The African Carbon Markets Initiative (ACMI) was launched at COP27 in November last year, with the ambition of having at least 300 million carbon credits from projects on the continent retired annually by 2030. It is thought that this will unlock US$6 billion in income and support 30 million jobs. If successful, the initiative can help African countries harness their own market opportunities to supplement domestic revenues for climate policy and NDC implementation.
African countries have long expressed an interest in the use of the carbon market as a means of generating additional revenue for these purposes, but has struggled to fully penetrate both regulated and unregulated markets for a host of reasons. These include the historic price volatility of the market, and the cost of project implementation. Further, it has been argued that many of the climate benefits Africa provides don’t fit into current carbon credit methodologies. Of the total credits issued from 2016 to 2021, approximately 11% are African countries, with most associated with a handful of large projects. In 2021, Africa credits were just 15% of the global traded volume. The benefit of ACMI is that it seeks to drive a unified approach to addressing some of the structural reasons underpinning some of the market challenges the continent has faced.
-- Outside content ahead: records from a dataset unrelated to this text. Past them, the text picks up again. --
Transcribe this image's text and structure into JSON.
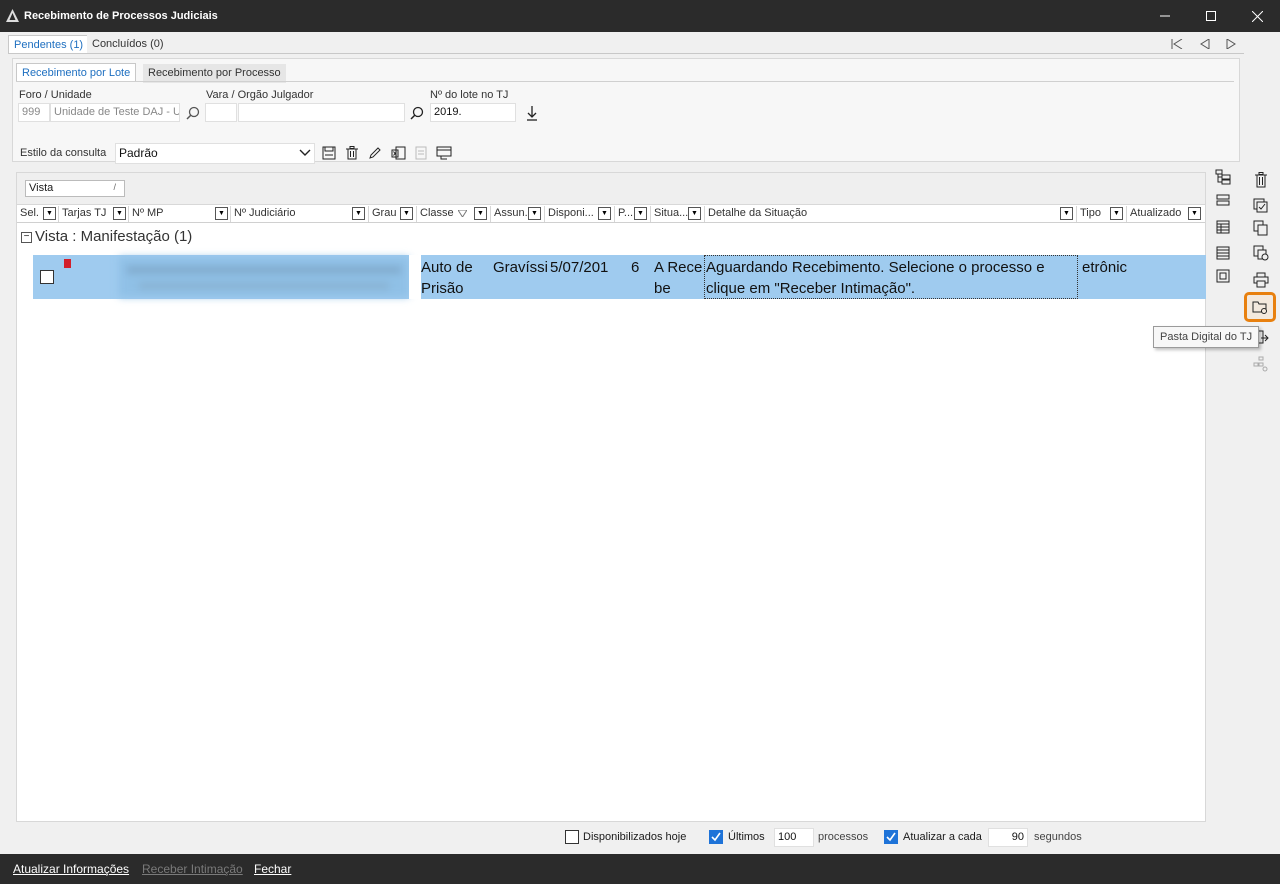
{
  "window": {
    "title": "Recebimento de Processos Judiciais",
    "minimize": "—",
    "maximize": "☐",
    "close": "✕"
  },
  "tabs": {
    "pendentes": "Pendentes (1)",
    "concluidos": "Concluídos (0)"
  },
  "subtabs": {
    "lote": "Recebimento por Lote",
    "processo": "Recebimento por Processo"
  },
  "filters": {
    "foro_label": "Foro / Unidade",
    "foro_code": "999",
    "foro_name": "Unidade de Teste DAJ - U",
    "vara_label": "Vara / Orgão Julgador",
    "vara_code": "",
    "vara_name": "",
    "lote_label": "Nº do lote no TJ",
    "lote_value": "2019."
  },
  "consulta": {
    "label": "Estilo da consulta",
    "selected": "Padrão"
  },
  "group_panel": {
    "vista_chip": "Vista",
    "sort_glyph": "/"
  },
  "columns": [
    "Sel.",
    "Tarjas TJ",
    "Nº MP",
    "Nº Judiciário",
    "Grau",
    "Classe",
    "Assun...",
    "Disponi...",
    "P...",
    "Situa...",
    "Detalhe da Situação",
    "Tipo",
    "Atualizado"
  ],
  "group": {
    "toggle": "−",
    "label": "Vista : Manifestação (1)"
  },
  "row": {
    "classe": "Auto de Prisão",
    "assunto": "Gravíssi",
    "disponibilizado": "5/07/201",
    "p": "6",
    "situacao": "A Recebe",
    "detalhe": "Aguardando Recebimento. Selecione o processo e clique em \"Receber Intimação\".",
    "tipo": "etrônic"
  },
  "tooltip": "Pasta Digital do TJ",
  "footer": {
    "disp_hoje": "Disponibilizados hoje",
    "disp_hoje_checked": false,
    "ultimos": "Últimos",
    "ultimos_checked": true,
    "ultimos_value": "100",
    "processos": "processos",
    "atualizar": "Atualizar a cada",
    "atualizar_checked": true,
    "atualizar_value": "90",
    "segundos": "segundos"
  },
  "actions": {
    "atualizar": "Atualizar Informações",
    "receber": "Receber Intimação",
    "fechar": "Fechar"
  },
  "colors": {
    "selected_row": "#9fcbef",
    "highlight": "#e8800f",
    "tarja": "#d21f2b",
    "accent": "#1e73d8"
  }
}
On 16 January this year, during its Steering Committee meeting at the Abu Dhabi Sustainability week, ACMI launched 13 action programmes to achieve this goal. These action programmes seek to deepen the continent’s participation in the carbon market through:
- The launch of country activation plans for a number of countries;
- Advancing market commitments with an ambition of up to $1 billion for the purchase of high-integrity African credits.
- Developing projects based on new methodologies and the realities of Africa such as diesel replacement credits and biodiversity credits.
So far the level of high level political engagement in steering ACMI is relatively low, with only Nigeria’s Vice President Yemi Osinbajo having representation on the Steering Committee. That said, Kenya’s president Ruto has expressed support for the ACMI during its launch at COP27 last year, highlighting the need for a “robust, transparent and sustainable mechanism” for carbon markets. A further seven African nations have also signed up to develop country carbon activation plans including Kenya, Gabon, Malawi, Mozambique, Togo, Nigeria, and Burundi. ACMI is supported by the UNFCCC High Level Champions and the UN Economic Commission for Africa.
To date, the East Africa Alliance on Carbon Markets and Climate Finance and the West Africa Alliance on Carbon Markets and Climate Finance have been the only two regional bodies to have gained some traction in advancing African carbon market interests. There is no Southern regional body. A more coordinated and focused continental effort pursued by ACMI, if well executed, could be transformational in catalysing market approaches, particularly the implementation of Article 6 mechanisms progresses and as countries look for alternative forms of climate finance. If it is to be effective, however, it will be important for more African countries to gain representation on the Steering Committee and for there to be vested support by a wider mix of African member states. Not only will this be externally influential but it may also drive reforms with some of the existing carbon market standards, for example representatives of the ACMI Steering Committee also include the influential Integrity Council for the Voluntary Carbon Market as well as VERRA.